“We are also developing aggressive expansion plans to open women’s shop-in-shops in department stores, and looking at new mall concepts to create greater impact at retail,” she noted. “All of these venues give us the opportunity to continually evolve how we present Nike as a brand for women to women.”
In addition, Nike has started sponsoring women’s running events, including its second marathon in San Francisco last month, which sold out and also pumped up business at its Niketown store there. Nike has also partnered with choreographer Jamie King for the “Nike Rock Star Workout,” which was launched at Crunch gyms and is being rolled out to college campuses and other locations worldwide.
Nike has been promoting its women’s products more around the world, with ad campaigns and events in Mexico and China that are specific to those regions, Grossman noted. On the sponsorship front, the company has been working to leverage its female athletes more. Nike-sponsored tennis player Maria Sharapova has appeared in campaigns for yoga in Asia and in other campaigns in Europe. Nike also recently signed a multimillion-dollar deal with 16-year-old golfer Michelle Wie, marking one of the most significant sports sponsorships for a female teen athlete.
“We think she has the possibility to be one of the greatest golfers — not women’s golfers — but golfers, of her generation,” said Grossman.
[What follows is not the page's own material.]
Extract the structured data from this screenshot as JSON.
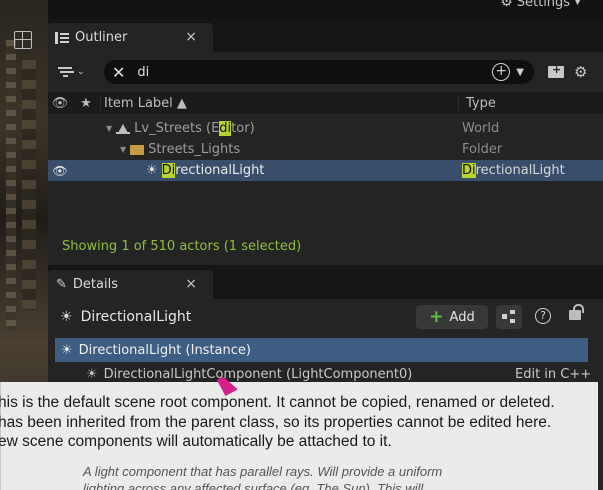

In response to a question about whether Nike would tap big-name fashion designers, as Adidas has done with Stella McCartney and Yohji Yamamoto, Grossman said: “We feel we have some of the best and most amazing designers in the world, who totally understand function as well as beauty. That’s not to say it’s not something we would never do, but we feel we are growing our business and creating a mark on the landscape by maximizing those designers, and that’s our strategy for now.”
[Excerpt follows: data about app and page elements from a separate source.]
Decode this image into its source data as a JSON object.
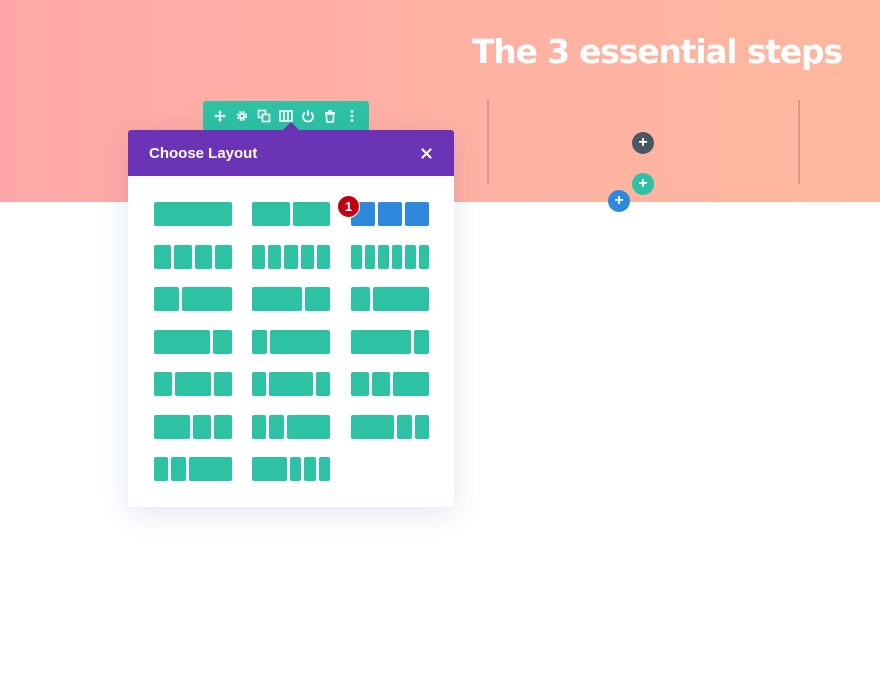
{
  "hero": {
    "title": "The 3 essential steps"
  },
  "toolbar": {
    "icons": [
      "move-icon",
      "settings-icon",
      "duplicate-icon",
      "columns-icon",
      "power-icon",
      "trash-icon",
      "more-icon"
    ]
  },
  "modal": {
    "title": "Choose Layout",
    "close_icon": "close-icon"
  },
  "badge": {
    "number": "1"
  },
  "add_buttons": {
    "plus": "+"
  },
  "colors": {
    "accent_teal": "#2dc2a4",
    "accent_purple": "#6b33b6",
    "selected_blue": "#2e89dd",
    "badge_red": "#c00012",
    "hero_start": "#ffa7a8",
    "hero_end": "#ffb8a0"
  },
  "layouts": [
    {
      "ratios": [
        1
      ]
    },
    {
      "ratios": [
        1,
        1
      ]
    },
    {
      "ratios": [
        1,
        1,
        1
      ],
      "selected": true
    },
    {
      "ratios": [
        1,
        1,
        1,
        1
      ]
    },
    {
      "ratios": [
        1,
        1,
        1,
        1,
        1
      ]
    },
    {
      "ratios": [
        1,
        1,
        1,
        1,
        1,
        1
      ]
    },
    {
      "ratios": [
        1,
        2
      ]
    },
    {
      "ratios": [
        2,
        1
      ]
    },
    {
      "ratios": [
        1,
        3
      ]
    },
    {
      "ratios": [
        3,
        1
      ]
    },
    {
      "ratios": [
        1,
        4
      ]
    },
    {
      "ratios": [
        4,
        1
      ]
    },
    {
      "ratios": [
        1,
        2,
        1
      ]
    },
    {
      "ratios": [
        1,
        3,
        1
      ]
    },
    {
      "ratios": [
        1,
        1,
        2
      ]
    },
    {
      "ratios": [
        2,
        1,
        1
      ]
    },
    {
      "ratios": [
        1,
        1,
        3
      ]
    },
    {
      "ratios": [
        3,
        1,
        1
      ]
    },
    {
      "ratios": [
        1,
        1,
        3
      ]
    },
    {
      "ratios": [
        3,
        1,
        1,
        1
      ]
    }
  ]
}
In closing, Grossman asserted that Nike’s focus on women has come about due to the company’s willingness to make critical changes in the way it does business.
“For brands to thrive, and business to thrive and continue to thrive in today’s challenging marketplace and environment, they have to embrace change and embed it into their culture, and perceive change as a competitive advantage, not as a distraction.”